--- Dataset content ---

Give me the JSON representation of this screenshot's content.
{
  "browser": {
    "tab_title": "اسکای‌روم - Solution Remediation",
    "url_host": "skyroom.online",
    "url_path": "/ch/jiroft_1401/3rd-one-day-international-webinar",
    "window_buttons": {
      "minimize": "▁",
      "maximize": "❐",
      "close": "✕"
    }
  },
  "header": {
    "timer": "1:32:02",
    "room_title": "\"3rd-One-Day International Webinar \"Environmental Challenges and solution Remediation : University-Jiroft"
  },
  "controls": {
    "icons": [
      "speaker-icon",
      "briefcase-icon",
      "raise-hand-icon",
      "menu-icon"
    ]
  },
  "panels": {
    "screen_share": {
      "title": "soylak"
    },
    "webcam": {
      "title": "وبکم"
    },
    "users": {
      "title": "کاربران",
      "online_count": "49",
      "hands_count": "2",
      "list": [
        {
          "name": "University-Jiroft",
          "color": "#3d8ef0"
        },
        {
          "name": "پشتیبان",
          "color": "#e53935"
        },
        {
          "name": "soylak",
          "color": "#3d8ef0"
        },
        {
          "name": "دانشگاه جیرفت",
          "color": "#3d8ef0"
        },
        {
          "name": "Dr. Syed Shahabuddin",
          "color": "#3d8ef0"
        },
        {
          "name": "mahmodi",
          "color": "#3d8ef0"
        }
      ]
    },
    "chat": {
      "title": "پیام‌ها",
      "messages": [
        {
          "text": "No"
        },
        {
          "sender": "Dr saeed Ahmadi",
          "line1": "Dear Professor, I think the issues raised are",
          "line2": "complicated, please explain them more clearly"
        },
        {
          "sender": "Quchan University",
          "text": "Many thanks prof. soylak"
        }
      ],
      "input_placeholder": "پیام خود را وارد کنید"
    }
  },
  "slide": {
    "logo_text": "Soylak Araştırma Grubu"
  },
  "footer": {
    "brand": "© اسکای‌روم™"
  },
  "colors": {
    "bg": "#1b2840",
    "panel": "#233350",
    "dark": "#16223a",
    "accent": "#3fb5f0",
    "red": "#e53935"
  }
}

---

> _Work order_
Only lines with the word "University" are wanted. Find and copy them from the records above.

> _Answer area_
    "room_title": "\"3rd-One-Day International Webinar \"Environmental Challenges and solution Remediation : University-Jiroft"
          "name": "University-Jiroft",
          "sender": "Quchan University",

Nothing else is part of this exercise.